Blockbuster. Borders. Toys-R-Us. Sears. The list of long-established companies that have gone belly-up over the last few years is long. But while these organizations may be gone, the data you shared with them lives on. And it can end up being transferred, acquired, or accidentally shared with entities you probably don’t want to have it.

The story of Netlink Computer (NCIX) is an instructive example. After the Canadian electronics retailer declared bankruptcy at the end of 2017, it left behind more than $35 million in unpaid bills, as well as hundreds of PCs, servers, and hard drives from its back-office operations. Some of that hardware was sold at auction by NCIX’s bankruptcy trustee. Other machines, apparently confiscated by NCIX’s landlord in lieu of $150,000 of unpaid rent, made their way to Craigslist.

Travis Doering, owner of Vancouver-based security firm Privacy Fly, saw the listing for the NCIX servers and asked to look at them. There he discovered more than 13 terabytes of unencrypted data, including the contact information, passwords, and full credit card details for more than 250,000 of NCIX’s customers–information going back some 15 years.
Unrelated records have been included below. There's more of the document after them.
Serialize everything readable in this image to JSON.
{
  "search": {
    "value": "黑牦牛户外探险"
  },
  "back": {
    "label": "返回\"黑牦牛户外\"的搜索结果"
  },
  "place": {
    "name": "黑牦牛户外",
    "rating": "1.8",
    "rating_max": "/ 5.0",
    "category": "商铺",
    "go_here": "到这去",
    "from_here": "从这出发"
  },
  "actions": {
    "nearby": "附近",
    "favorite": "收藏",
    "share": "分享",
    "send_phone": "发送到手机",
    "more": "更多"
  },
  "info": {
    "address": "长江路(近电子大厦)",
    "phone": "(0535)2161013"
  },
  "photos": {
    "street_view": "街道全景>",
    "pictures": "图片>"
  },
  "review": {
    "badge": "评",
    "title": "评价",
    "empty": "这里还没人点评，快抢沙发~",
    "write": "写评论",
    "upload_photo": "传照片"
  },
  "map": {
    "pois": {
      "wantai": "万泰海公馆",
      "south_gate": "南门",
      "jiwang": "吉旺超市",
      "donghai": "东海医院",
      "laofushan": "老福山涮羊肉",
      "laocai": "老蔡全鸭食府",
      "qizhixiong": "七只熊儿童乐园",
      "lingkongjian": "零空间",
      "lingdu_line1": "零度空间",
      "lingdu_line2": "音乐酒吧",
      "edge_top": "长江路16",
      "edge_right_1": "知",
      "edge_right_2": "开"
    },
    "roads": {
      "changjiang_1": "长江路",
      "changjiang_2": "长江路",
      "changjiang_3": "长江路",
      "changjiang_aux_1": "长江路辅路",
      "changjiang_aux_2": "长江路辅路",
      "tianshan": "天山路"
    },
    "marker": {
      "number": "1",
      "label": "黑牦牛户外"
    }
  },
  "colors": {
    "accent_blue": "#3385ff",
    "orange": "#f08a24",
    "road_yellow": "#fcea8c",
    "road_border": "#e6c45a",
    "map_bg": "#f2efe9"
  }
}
The Craigslist seller’s asking price of $35,000 wasn’t for the hardware; it was for the data contained on it, Doering says. (The seller also offered to let him simply copy all the data for $15,000.)

Finding data left behind on discarded hardware is not uncommon, Doering says. But this was an extreme example.

“What makes this set of data so damaging is that it contains every [customer] record NCIX ever held,” he says. “Most of the time, if you’re lucky, the data doesn’t end up in the hands of someone who has malicious intent.”

After Doering blogged about his discoveries, the Royal Canadian Mounted Police confiscated the remaining machines. But by then the data had already been acquired by multiple buyers, who could potentially use it to commit identity theft, credit card fraud, phishing attacks, or account takeovers.

The Office of the Information and Privacy Commissioner for British Columbia opened an investigation into the breach but is prohibited from commenting on its results, says representative Michelle Mitchell. She adds that NCIX or its trustee may have violated Canada’s Personal Information Protection Act (PIPA), which requires organizations to use reasonable security measures to protect the transfer of personal information when a business is sold.

There are two class action suits currently pending against NCIX and related parties, one from customers and the other from former employees, alleging violations of PIPA.

But in the United States, when a company goes under or gets sold, customer data is often the most valuable asset it holds—one it can usually sell or transfer to another entity, depending on the terms of its privacy policy.

When RadioShack tried to sell data on 117 million customers as part of its 2015 bankruptcy proceedings, for example, the Federal Trade Commission and 38 state attorneys general pushed back. The defunct electronics retailer ultimately agreed to destroy most of the data, including customers’ credit card, Social Security, and phone numbers, but it still collected $26 million for their names, email addresses, and transaction information.

The reason consumer privacy semi-prevailed? The company’s privacy policy had promised to “not sell or rent your personally identifiable information to anyone at any time.”

In 2013, defunct dating site True.com was prevented from selling its database of 43 million dating profiles to rival site PlentyOfFish for the same reason.

Restrictions on data transferrals like those in RadioShack and True.com’s privacy policies are rare. As Marshall J. Hogan, an attorney with Foley & Lardner LLP, writes, most current privacy policies contain a provision allowing for the transfer of customer data if a company is dissolved or sold.

Doering says the NCIX scenario could have been avoided, if the company had fully encrypted its drives or destroyed them, as bankruptcy loomed. An admitted privacy extremist, he advises consumers to offer up as little of their personal information to commercial businesses as they can—supplying companies with fake names, shipping to P.O. boxes instead of home addresses, and paying in cash or via PayPal, which requires far less personal information than a credit card transaction.

Paul Stephens, director of policy and advocacy for the Privacy Rights Clearinghouse, says the burden is on consumers to understand the privacy policies of the companies they do business with, and to stay abreast of changes in a company’s financial situation.

“My best advice would be to try to delete any personal data held by a company before it is transferred to the new entity,” he says. “Consumers can typically be alerted to the possibility of the future sale or bankruptcy of a company through the news media. Once the data has been transferred, there’s not much that can be done.”